The Office of the Assistant Secretary for Planning and Evaluation or ASPE, recently launched their new website, http://aspe.hhs.gov/.
The mission of this agency is to ‘advise the Secretary of the Department of Health and Human Services on policy development in health, disability, human services, data, and science; and provides advice and analysis on economic policy.’
Below is Caught in the Web Consulting’s review of the new website.
The new homepage for aspe.hhs.gov is outstanding. The rotator is prominent and easy to navigate with clear, navigational cues/arrows. The rotator executes best practices for 508 compliance across the board.
As the highlight of their content is informative data, the IA does a great job of segmenting the graphs by popular areas such as most viewed and level of interactivity.

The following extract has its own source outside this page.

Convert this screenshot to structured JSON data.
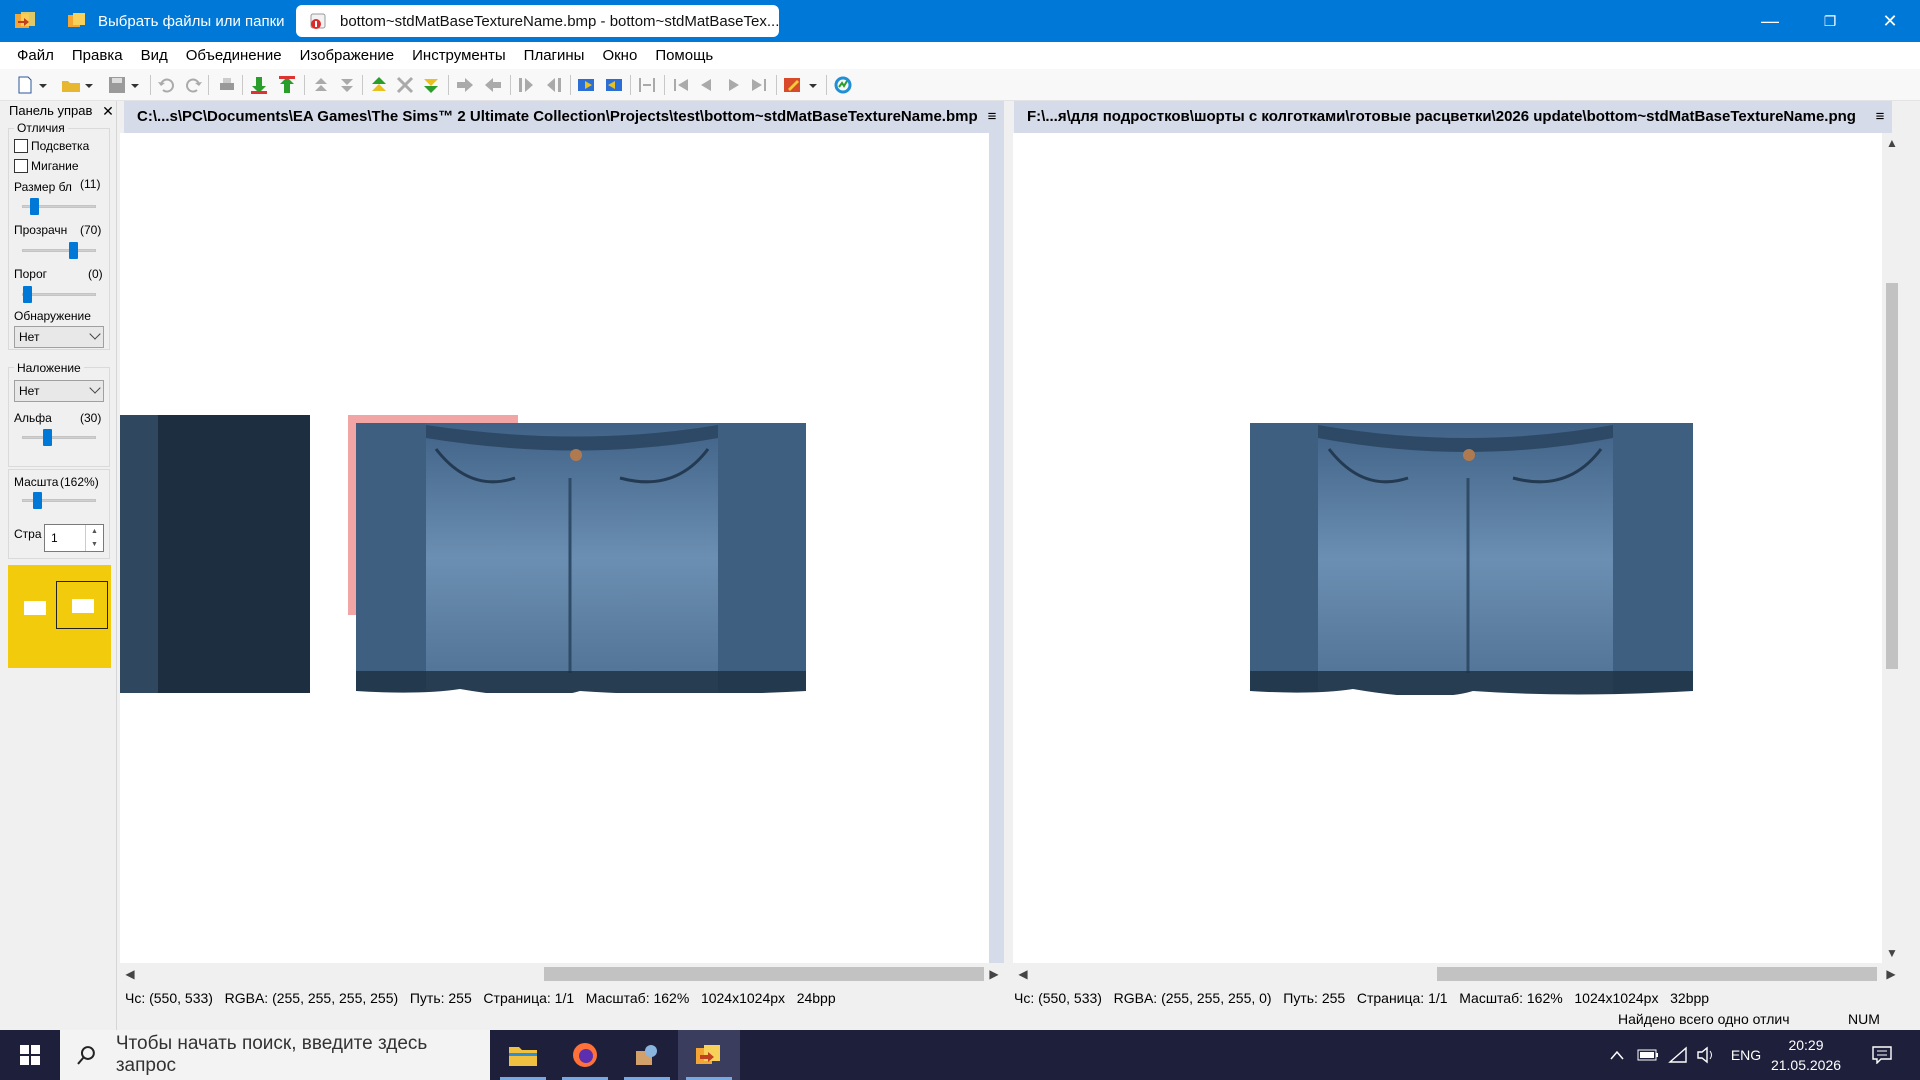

The Twitter feed on the homepage is one of the strongest we’ve seen-providing users with the ability to scroll through additional Tweets without having to leave the page to venture away from their site.
While the social media icons are clear and easier to find, a data-driven website should include a larger search bar, and the ability to sign up for emails sits too far below the fold.
One of the strengths of the homepage is the strong usage of white space to break up the data sets.
The fat footer of the site is outstanding and the inclusion of clear icons for the contact options is excellent.
The site implements best practices of top navigation by not exceeding seven main headings and simple uses four. The top nav headings are clear to understand and are easier to grasp. While the site does a great job of organizing content themes under Topics and Offices under About, the site should provide more categories for Publications as opposed to making users have to sort through over 10 pages of publications that are not sorted in any particular structure.
For the exception of the About section, the great balance of white space and content hierarchy is not extended to the interior pages of the site which is unfortunate.
While the list of topics provides users with a solid understanding of the information ASPE provides, the pages are extremely difficult to follow. Under Affordable Care Act Research, the audience is introduced to ‘current publications’ yet some of them are over four years old. This page would be better structured with a drop down menu that enabled users to find publications by date/year. This would also help prevent all of the unnecessary scrolling.
The interior pages are inconsistent in their structure. Again under topics, pages like Alzheimer’s/Dementia and Early Childhood are short in length. However, the poverty section introduces sorting/filter functionality that does not exist under the Affordable Care Act Research content, yet would be well-suited for the page.
The Teen Pregnancy Prevention Evidence Review appears to be a different sub-domain, has a dated look and feel, and introduces different navigation. The site should provide the same disclaimer that’s used for youth.gov in the Topics drop down to let visitors know they’re visiting another site to avoid confusion.
Publications and Data and Tools both give site visitors the opportunity to ‘search in table for’- this should be the default for each section and should use additional filtering as shown in the Poverty section under Topics. The Glossary section under Data and Tools would be easier to use if the ability to toggle through by letter as is done for most .gov sites under A-Z topics.
The mobile display of ASPE’s site should be further enhanced. The mobile version of the site uses three lines to spell out the agency’s name which pushes down the search and menu which are key header elements for mobile. Once you do get to the menu, it is pushed down so far that you can only see ‘about’ and not the other menu options.
Some of the visual elements look wonky on mobile. Not sure if that’s just an iPhone issue, but some graphics look distorted on an Amazon Kindle as well.
With such a great homepage, the interior pages should be revisited to make the entire site shine.